You don’t see academically undistinguished ideologues best known for shrill, Jew-baiting polemics getting prestigious gigs at major Washington think tanks to comment on Israel and Judaism, for example.  Nor would many scholarly institutions consider a community member who is universally considered a shrill, poorly informed self-hater within "her" community a credible observer of the same.

Oh, and meanwhile Tariq Ramadan can’t even get into the country.

Evidently different rules apply to Muslims.  Consider it a form of Affirmative Action for old fashioned bigots and minority sell-outs.  Qualifications, scholarly standards and objectivity are all optional so long as you’re willing to really pummel those rag-head natives into submission.


  • The Lounsbury

    Sounds about right.

  • Leila

    good post

  • Yakoub/Julaybib

    Interesting to note that Rosenthal’s ‘Knowledge Triumphant’ has just been re-issued. I gather he argues that that in early Classical urban Muslim culture, books – writing them and reading them – were central to public culture. Indeed, I gather Monty Python’s ‘Novel writing from Dorchester’ (which presents Hardy writing ‘The Return of the Native’ as a sporting event) was a joke on the West – public writings in some parts of the classical islamic world were commonplace.

  • Irving

    If anything, it is an understatement of a pervasive human trait, found in every country and in every strata of society.

  • Abu Sinan

    I dont think any of this is really new. If you look at the old Orientalist writings it is clear that “the West” has had these views about Islam and Muslims for hundreds of years.
    All that is happening now is a resurgence of old thought paterns and ideas. Old concepts are getting new window dressings to fit new realities.
    I guess the biggest difference is now is that many of the countries of the West now have these “natives” in their own countries. It used to just be writing about the natives “over there” now they are here.
    Edward Said’s book “Orientalism” said it all, and we are living it yet again.

  • A.

    I liked your blog post – while I agree with commentator Irving that all cultures/societies share this weakness, I think you rightly emphasize the point that the ridiculous demonising of muslims has surged to what feels like an all time crescendo (in my short lifetime!) today.
    I recently read a somewhat confusing book review in the NYTimes about western scholarship on orientalism.
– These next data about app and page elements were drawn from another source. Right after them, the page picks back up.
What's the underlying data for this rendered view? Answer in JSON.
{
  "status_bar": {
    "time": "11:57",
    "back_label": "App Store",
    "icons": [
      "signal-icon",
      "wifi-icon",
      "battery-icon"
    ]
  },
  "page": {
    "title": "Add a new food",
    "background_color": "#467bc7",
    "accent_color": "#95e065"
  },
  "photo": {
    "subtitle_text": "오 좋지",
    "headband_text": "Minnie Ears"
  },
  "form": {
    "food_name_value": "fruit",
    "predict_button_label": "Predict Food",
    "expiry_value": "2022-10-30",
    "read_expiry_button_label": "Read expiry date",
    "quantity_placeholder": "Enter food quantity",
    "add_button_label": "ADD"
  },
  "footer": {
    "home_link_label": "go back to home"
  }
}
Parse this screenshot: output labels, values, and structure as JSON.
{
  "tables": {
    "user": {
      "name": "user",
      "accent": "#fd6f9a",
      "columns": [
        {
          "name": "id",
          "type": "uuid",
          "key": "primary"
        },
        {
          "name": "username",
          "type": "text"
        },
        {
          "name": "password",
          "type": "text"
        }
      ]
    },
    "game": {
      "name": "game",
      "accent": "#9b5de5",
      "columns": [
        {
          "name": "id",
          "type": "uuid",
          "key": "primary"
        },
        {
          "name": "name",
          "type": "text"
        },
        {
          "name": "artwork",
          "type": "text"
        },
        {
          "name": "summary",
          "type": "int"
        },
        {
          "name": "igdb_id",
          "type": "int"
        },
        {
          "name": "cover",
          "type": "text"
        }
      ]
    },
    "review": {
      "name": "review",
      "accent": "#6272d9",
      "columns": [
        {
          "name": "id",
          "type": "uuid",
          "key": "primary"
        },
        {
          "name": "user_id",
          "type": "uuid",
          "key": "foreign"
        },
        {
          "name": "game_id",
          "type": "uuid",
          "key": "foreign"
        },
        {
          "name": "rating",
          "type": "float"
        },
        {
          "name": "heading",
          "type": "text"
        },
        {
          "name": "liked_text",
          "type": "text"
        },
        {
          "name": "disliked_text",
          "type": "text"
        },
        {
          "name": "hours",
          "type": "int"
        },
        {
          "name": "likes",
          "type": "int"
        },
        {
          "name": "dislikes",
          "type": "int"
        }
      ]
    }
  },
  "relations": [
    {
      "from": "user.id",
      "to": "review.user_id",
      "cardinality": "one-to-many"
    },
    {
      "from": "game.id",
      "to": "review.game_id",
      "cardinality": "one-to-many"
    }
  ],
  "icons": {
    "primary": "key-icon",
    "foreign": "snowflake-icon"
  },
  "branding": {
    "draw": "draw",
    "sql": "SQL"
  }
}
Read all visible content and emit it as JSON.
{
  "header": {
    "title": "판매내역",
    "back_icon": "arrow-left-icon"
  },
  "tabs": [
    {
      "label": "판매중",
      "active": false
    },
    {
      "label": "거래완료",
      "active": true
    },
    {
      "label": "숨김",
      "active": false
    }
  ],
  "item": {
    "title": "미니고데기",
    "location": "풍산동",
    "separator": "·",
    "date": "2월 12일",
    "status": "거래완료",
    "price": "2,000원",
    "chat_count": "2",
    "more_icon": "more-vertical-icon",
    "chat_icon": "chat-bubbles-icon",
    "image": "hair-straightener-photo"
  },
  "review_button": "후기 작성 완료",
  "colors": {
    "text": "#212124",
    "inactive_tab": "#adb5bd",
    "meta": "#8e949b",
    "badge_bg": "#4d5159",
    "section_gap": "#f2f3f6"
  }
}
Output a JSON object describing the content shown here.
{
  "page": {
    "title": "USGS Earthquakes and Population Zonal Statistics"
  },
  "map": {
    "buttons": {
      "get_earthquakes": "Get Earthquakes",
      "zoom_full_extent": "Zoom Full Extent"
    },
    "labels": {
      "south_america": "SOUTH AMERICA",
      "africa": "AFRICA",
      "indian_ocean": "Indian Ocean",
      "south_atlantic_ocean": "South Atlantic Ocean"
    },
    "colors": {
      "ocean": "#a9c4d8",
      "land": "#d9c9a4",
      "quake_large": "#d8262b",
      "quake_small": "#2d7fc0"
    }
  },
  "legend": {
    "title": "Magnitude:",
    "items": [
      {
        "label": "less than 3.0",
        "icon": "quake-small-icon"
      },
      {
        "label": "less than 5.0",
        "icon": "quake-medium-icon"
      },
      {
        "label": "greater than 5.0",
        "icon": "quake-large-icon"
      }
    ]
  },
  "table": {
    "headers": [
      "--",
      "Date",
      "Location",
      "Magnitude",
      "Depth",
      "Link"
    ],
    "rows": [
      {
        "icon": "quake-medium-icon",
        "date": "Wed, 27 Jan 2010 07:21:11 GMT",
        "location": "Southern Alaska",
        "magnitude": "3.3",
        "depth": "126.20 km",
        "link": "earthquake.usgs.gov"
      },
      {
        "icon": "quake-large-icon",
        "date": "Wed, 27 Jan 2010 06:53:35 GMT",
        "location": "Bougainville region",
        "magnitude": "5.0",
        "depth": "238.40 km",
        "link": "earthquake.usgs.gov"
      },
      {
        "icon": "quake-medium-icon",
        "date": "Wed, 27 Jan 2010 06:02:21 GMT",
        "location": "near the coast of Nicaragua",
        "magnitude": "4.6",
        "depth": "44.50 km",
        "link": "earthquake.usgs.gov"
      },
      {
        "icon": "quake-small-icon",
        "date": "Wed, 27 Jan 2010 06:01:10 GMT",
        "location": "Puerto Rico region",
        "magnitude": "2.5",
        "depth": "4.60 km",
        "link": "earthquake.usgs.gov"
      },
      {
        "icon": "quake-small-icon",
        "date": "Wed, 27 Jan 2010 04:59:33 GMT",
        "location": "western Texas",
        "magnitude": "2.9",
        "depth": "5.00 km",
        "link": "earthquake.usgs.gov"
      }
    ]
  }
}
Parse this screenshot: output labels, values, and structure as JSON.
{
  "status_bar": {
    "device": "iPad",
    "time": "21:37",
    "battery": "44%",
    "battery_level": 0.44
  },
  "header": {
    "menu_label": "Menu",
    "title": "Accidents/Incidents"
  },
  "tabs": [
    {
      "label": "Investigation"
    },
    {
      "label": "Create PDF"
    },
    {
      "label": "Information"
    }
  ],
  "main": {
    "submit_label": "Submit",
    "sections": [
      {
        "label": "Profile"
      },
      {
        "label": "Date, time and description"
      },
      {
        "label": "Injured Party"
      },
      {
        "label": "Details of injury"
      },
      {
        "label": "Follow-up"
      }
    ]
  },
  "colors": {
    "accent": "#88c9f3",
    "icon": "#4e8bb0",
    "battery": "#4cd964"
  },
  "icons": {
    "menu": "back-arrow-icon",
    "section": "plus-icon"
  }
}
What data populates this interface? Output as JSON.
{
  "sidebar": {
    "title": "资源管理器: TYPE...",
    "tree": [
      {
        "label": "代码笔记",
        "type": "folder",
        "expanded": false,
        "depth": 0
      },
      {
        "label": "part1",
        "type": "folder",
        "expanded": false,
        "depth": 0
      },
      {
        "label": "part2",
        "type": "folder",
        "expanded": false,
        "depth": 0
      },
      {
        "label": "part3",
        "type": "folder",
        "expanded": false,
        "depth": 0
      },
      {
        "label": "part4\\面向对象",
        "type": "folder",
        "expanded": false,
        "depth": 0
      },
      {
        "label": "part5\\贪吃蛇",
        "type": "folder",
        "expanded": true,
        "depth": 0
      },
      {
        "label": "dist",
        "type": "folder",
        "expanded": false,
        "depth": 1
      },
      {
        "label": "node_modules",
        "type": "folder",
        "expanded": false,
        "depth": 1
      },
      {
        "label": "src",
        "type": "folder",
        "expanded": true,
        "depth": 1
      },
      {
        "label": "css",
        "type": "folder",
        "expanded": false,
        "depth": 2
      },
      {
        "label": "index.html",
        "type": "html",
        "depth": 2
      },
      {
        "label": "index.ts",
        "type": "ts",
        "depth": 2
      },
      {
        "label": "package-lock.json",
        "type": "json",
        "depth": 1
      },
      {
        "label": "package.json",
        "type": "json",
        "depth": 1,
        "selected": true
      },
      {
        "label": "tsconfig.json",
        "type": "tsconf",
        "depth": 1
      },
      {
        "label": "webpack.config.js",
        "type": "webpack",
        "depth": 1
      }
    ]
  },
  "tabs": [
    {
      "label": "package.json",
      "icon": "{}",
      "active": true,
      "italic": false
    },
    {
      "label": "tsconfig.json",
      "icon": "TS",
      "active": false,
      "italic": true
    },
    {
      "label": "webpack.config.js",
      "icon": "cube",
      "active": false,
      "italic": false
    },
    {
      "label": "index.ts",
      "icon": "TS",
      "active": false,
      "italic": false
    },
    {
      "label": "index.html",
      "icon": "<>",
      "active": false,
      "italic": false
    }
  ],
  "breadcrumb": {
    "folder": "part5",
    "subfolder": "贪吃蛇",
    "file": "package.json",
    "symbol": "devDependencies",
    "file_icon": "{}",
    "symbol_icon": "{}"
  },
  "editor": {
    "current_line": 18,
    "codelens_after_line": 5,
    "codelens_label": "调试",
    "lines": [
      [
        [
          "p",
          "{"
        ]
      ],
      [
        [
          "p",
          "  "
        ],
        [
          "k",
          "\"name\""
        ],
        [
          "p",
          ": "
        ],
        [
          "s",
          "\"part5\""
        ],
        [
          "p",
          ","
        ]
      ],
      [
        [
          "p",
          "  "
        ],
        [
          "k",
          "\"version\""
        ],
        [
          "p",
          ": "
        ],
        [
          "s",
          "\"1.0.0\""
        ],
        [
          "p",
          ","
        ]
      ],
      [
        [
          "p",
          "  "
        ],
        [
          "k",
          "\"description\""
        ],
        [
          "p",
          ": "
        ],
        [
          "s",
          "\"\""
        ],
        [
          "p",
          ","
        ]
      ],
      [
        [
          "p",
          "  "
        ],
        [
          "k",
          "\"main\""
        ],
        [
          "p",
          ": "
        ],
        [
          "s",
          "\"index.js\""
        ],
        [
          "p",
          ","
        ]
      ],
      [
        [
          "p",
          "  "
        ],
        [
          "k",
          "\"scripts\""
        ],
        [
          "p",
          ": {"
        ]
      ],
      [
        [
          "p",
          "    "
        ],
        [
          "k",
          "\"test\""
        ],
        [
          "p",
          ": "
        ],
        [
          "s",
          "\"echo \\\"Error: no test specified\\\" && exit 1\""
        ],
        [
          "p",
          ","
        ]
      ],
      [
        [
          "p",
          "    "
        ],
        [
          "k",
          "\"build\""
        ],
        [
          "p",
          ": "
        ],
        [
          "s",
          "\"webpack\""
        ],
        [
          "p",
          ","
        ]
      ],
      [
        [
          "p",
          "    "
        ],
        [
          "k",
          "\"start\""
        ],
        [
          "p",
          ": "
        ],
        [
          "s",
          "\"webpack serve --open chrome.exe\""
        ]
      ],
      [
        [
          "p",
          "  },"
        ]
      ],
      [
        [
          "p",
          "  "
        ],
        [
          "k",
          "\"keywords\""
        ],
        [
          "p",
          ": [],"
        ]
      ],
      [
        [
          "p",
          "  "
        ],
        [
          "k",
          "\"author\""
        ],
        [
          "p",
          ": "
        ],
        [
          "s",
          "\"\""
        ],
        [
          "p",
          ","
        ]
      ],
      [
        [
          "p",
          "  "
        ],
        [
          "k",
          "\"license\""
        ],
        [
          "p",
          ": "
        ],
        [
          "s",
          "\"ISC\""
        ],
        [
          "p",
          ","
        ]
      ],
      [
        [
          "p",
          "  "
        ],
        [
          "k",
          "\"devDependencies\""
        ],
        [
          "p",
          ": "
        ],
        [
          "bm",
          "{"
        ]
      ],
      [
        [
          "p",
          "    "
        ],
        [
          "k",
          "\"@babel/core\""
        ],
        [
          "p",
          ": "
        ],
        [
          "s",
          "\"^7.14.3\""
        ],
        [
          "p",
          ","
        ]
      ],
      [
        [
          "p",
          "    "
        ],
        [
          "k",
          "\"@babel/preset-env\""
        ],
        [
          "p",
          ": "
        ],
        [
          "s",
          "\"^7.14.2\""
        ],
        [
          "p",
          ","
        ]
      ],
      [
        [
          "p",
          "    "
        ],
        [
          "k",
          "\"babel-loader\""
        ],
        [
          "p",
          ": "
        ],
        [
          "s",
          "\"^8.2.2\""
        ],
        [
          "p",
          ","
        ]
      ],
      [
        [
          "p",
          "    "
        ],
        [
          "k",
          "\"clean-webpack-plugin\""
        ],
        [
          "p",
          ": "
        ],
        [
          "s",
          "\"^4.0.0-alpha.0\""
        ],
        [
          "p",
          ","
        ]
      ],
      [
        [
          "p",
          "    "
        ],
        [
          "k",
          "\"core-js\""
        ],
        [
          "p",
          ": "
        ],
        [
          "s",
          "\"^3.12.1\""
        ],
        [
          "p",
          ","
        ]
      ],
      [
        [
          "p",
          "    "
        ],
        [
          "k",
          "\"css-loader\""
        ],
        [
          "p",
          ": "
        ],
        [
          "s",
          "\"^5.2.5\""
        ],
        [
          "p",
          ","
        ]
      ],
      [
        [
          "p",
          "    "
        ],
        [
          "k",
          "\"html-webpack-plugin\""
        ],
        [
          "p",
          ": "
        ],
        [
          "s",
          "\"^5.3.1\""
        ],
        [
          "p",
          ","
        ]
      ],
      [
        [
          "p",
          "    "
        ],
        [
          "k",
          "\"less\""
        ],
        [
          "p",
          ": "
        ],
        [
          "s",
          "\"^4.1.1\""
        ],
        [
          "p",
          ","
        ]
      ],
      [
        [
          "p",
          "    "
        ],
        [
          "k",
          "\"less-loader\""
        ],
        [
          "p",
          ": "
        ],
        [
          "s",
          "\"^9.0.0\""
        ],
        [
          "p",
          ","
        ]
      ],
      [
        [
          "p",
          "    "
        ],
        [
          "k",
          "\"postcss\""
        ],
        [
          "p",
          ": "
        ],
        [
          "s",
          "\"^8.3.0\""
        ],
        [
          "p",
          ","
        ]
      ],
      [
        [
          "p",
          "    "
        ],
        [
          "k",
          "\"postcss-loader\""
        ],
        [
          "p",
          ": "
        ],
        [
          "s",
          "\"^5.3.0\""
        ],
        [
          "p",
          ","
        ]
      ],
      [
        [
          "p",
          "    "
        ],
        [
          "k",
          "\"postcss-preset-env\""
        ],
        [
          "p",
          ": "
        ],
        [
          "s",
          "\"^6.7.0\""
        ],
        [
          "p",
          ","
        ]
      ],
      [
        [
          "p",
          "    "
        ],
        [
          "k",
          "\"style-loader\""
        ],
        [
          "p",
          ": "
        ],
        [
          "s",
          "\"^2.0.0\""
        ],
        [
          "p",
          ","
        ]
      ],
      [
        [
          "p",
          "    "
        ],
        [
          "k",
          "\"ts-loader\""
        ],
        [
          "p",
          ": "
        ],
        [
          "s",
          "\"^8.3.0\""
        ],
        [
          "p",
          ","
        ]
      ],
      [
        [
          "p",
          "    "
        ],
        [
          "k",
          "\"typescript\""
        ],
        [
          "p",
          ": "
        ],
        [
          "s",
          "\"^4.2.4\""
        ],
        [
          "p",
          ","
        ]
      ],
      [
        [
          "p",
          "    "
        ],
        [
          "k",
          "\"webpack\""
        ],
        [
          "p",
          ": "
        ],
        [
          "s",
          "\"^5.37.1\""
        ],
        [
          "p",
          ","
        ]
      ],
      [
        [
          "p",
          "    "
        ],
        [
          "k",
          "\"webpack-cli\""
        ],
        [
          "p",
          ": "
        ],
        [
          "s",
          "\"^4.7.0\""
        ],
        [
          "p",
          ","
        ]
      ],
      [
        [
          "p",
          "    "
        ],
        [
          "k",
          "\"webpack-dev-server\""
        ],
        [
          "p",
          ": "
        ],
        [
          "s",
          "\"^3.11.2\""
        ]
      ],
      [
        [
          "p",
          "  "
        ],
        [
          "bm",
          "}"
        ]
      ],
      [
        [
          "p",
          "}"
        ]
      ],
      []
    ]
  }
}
It would be interesting to hear what you make of it. The URL follows – and the review is about a book by Robert Irwin called “Dangerous Knowledge”.

  • Svend

    Thanks, folks.
    That’s a complicated subject. Let me just say the following:
    1) Any attempt to hold Dead White Men responsible for their role in history is bound to inspire a fiery backlash from Living White Men. That’s just a given. What surprises me is how long it took for this sort of critique to emerge.
    2) I have never been comfortable with the simplistic rhetoric that’s hurled at “orientalists”, Bernard Lewis included. I do not consider them the root of all evil and think many of them deserve great respect and gratitude (e.g., Lane of “Lane’s Lexicon” fame).
    3) Having said that, Bernard Lewis is profoundly partisan and shouldn’t be allowed to masquerade as an impartial observer, especially when he’s giving pro-Israeli speeches before Congress. He’s a serious scholar who needs to be taken seriously, but he clearly has as much ideological baggage as do Muslim apologists.
    4) Even if Said got some of the details wrong, his basic message as I understand it was right: The simplistic way non-Western peoples were presented in the arts and popular culture played a powerful role in justifying the colonial project. Orientalism, both conscious and unconscious, did and continues to justify violence and injustice against “Oriental” peoples.
    How can people who “learn” about the world from a viciously bigoted movie like “True Lies” or a subtly but ultimately equally bigoted film like “The Siege” be evenhanded with and respectful towards Muslims and Arabs in the Middle East?